The East African Community Regional Force (EACRF), which was deployed in eastern DRC last year, requires sufficient resources to fulfill its mandate.
The funding for these peacekeeping operations is expected to come from contributions by EAC member states and donors’ aid.
During an extraordinary EAC Heads of State Summit held in Bujumbura recently, Dr. Peter Mathuki, the Secretary-General of the bloc, announced that some countries have already provided their contributions.
In addition to partner countries such as Angola and Senegal, he disclosed that Kenya, Tanzania, Uganda have provided US$1 million. Meanwhile, Dr. Mathuki said that Rwanda has also pledged financial support.
The funding for peace initiatives will be channeled through the EAC Peace Facility.
Rwanda has welcomed this initiative and expressed its commitment to support it, although the exact amount of its pledge has not been specified, according to Alain Mukuralinda, the Deputy Government Spokesperson.
Despite the bloc’s determination to achieve lasting peace in eastern DRC, the availability of financial resources remains a significant challenge that requires sustainable solutions.
The EAC troops were initially deployed to the DRC for a six-month mandate starting from September 8, 2022. Their mandate was extended for an additional six months after its expiration on March 7, 2023.

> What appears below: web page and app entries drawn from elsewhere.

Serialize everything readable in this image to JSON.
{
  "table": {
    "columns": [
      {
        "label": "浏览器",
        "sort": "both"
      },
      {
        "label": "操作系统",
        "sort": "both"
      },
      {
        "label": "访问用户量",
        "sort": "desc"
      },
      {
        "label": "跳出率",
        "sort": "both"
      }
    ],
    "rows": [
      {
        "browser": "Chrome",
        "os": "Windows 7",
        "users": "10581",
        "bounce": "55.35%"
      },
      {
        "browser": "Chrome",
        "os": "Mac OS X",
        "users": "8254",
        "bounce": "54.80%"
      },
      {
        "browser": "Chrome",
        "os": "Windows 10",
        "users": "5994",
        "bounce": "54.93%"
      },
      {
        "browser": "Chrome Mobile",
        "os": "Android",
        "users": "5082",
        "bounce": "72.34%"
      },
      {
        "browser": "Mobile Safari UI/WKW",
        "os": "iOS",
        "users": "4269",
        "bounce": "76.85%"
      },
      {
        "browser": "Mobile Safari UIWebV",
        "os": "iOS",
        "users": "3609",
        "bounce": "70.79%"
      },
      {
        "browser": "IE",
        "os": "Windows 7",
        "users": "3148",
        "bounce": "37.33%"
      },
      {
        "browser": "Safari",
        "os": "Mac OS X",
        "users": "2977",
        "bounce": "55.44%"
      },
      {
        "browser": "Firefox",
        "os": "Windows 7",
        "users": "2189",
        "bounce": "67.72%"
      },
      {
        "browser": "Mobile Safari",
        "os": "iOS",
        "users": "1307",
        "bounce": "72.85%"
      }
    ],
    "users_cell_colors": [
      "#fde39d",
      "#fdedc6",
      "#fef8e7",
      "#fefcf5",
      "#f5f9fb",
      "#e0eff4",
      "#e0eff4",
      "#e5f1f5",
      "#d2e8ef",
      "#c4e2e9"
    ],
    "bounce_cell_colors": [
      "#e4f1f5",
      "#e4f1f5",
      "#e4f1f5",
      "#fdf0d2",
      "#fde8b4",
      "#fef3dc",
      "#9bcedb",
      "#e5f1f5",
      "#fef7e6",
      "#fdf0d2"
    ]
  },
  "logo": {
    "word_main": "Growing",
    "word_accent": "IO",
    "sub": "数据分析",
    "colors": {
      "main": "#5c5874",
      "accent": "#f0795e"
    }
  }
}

DRC has been accusing Rwanda of backing M23 rebels, allegations which the latter refutes and calls for attention to draw emphasis on the real cause of security crisis in DRC.
Instead, Rwanda has advised the DRC to focus on resolving its internal problems rather than seeking excuses.

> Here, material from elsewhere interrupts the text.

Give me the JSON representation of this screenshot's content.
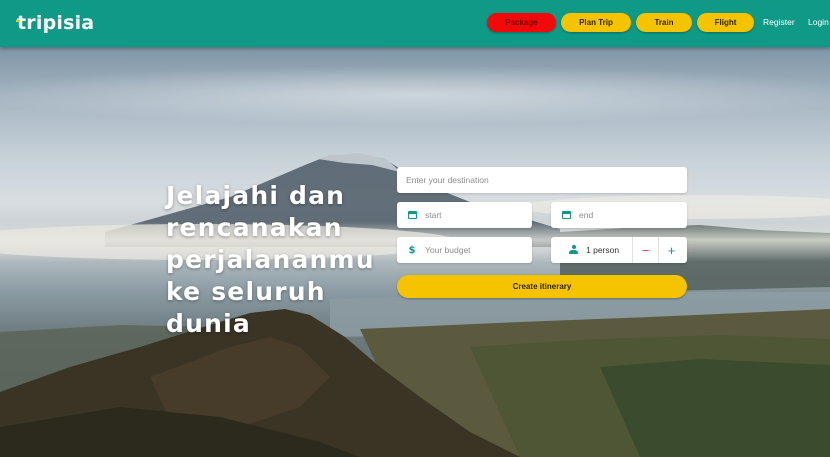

Rwanda is a member of the EAC but its troops are not part of the EACRF contingents due to the DRC’s decision to boycott their intervention.
Despite the situation, Rwanda has consistently expressed its willingness to contribute to efforts aimed at addressing the security problems in the DRC.